The largest living reptile in the world, the saltwater crocodile - also known as the estuarine crocodile and Australian saltwater crocodile - inhabits saltwater estuaries and freshwater rivers and swamps from Australia north to Southeast Asia. Adult males can exceed 20 feet in length. The species is distinguished by its large head, heavy jaws and set of ridges running down from the eye orbits along the snout.
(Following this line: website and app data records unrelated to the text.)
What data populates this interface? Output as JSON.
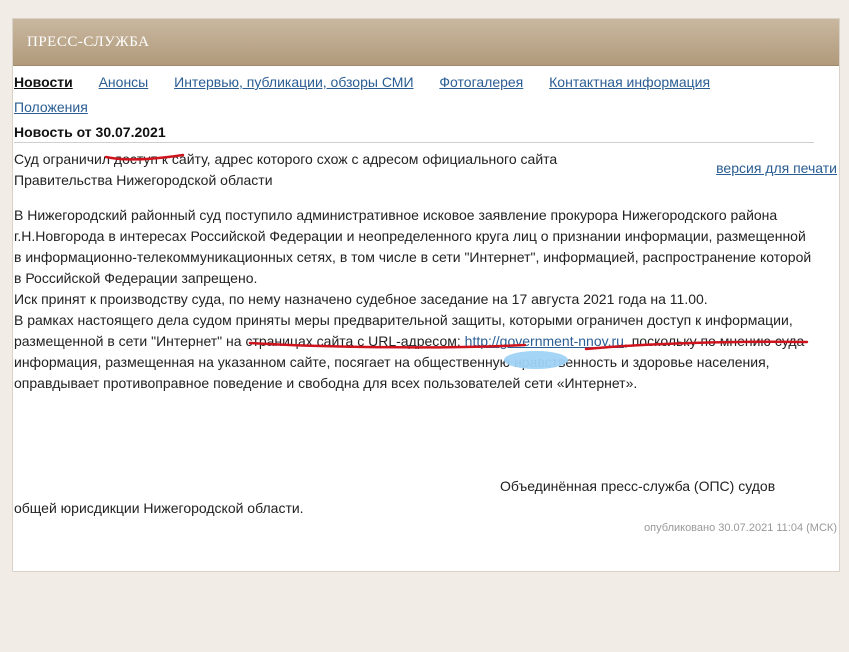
{
  "header": {
    "title": "ПРЕСС-СЛУЖБА"
  },
  "tabs": [
    {
      "label": "Новости"
    },
    {
      "label": "Анонсы"
    },
    {
      "label": "Интервью, публикации, обзоры СМИ"
    },
    {
      "label": "Фотогалерея"
    },
    {
      "label": "Контактная информация"
    },
    {
      "label": "Положения"
    }
  ],
  "news": {
    "date_prefix": "Новость от",
    "date": "30.07.2021",
    "headline": "Суд ограничил доступ к сайту, адрес которого схож с адресом официального сайта Правительства Нижегородской области",
    "print_label": "версия для печати",
    "para1": "В Нижегородский районный суд поступило административное исковое заявление прокурора Нижегородского района г.Н.Новгорода в интересах Российской Федерации и неопределенного круга лиц о признании информации, размещенной в информационно-телекоммуникационных сетях, в том числе в сети \"Интернет\", информацией, распространение которой в Российской Федерации запрещено.",
    "para2": "Иск принят к производству суда, по нему назначено судебное заседание на 17 августа 2021 года на 11.00.",
    "para3_before": "В рамках настоящего дела судом приняты меры предварительной защиты, которыми ограничен доступ к информации, размещенной в сети \"Интернет\" на страницах сайта с URL-адресом: ",
    "para3_link": "http://government-nnov.ru",
    "para3_after": ", поскольку по мнению суда информация, размещенная на указанном сайте, посягает на общественную нравственность и здоровье населения, оправдывает противоправное поведение и свободна для всех пользователей сети «Интернет».",
    "signature_line1": "Объединённая пресс-служба (ОПС) судов",
    "signature_line2": "общей юрисдикции Нижегородской области.",
    "published": "опубликовано 30.07.2021 11:04 (МСК)"
  },
  "colors": {
    "header_bg": "#b8a385",
    "link": "#2a5d93",
    "annotation_red": "#d0141e",
    "redaction_blue": "#9fd3f5"
  }
}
Unlike its American relative, the American alligator, the saltwater crocodile does indeed eat people on a regular basis, several fatalities and injuries being reported each year. Fortunately, its regular diet is somewhat more mundane. Juveniles typically subsist on insects, amphibians, crustaceans, small reptiles and fish; adults supplement their diet of small prey with turtles, snakes and birds. Some large adults take prey as large as water buffalo and domestic livestock. Territorial males also kill and eat juveniles, contributing to dramatically low hatchling success rates. It is estimated that less than one percent of hatchlings survive to adulthood.
The saltwater crocodile is one of conservation’s more compelling success stories. Populations were decimated in the twentieth century by hunting, the species’ hide being the most valuable of all crocodiles’. By 1971, the wild population in the Northern Territory of Australia had been reduced to five percent of its historical levels. However, strict protections coupled with farms to meet hide and tourism demands resulted in a near complete recovery. By 2001, populations had returned to healthy numbers.May 14, 2012